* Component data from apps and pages
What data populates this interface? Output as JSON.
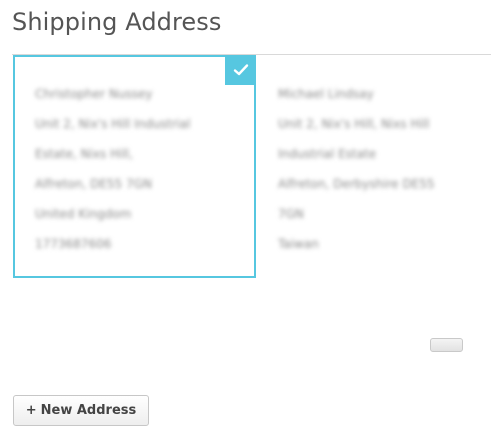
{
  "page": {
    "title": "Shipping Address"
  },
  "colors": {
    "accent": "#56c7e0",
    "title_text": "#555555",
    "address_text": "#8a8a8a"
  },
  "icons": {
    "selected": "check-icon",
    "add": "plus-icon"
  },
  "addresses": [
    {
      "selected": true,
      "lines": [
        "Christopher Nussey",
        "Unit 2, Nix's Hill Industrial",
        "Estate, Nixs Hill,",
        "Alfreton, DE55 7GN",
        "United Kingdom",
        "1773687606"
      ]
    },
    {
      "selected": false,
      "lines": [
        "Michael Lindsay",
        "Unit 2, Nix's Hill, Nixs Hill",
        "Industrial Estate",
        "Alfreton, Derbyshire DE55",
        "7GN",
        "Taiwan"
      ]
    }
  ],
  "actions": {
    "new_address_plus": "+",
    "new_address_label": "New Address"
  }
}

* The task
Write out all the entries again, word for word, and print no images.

* Solved problem
What data populates this interface? Output as JSON.
{
  "page": {
    "title": "Shipping Address"
  },
  "colors": {
    "accent": "#56c7e0",
    "title_text": "#555555",
    "address_text": "#8a8a8a"
  },
  "icons": {
    "selected": "check-icon",
    "add": "plus-icon"
  },
  "addresses": [
    {
      "selected": true,
      "lines": [
        "Christopher Nussey",
        "Unit 2, Nix's Hill Industrial",
        "Estate, Nixs Hill,",
        "Alfreton, DE55 7GN",
        "United Kingdom",
        "1773687606"
      ]
    },
    {
      "selected": false,
      "lines": [
        "Michael Lindsay",
        "Unit 2, Nix's Hill, Nixs Hill",
        "Industrial Estate",
        "Alfreton, Derbyshire DE55",
        "7GN",
        "Taiwan"
      ]
    }
  ],
  "actions": {
    "new_address_plus": "+",
    "new_address_label": "New Address"
  }
}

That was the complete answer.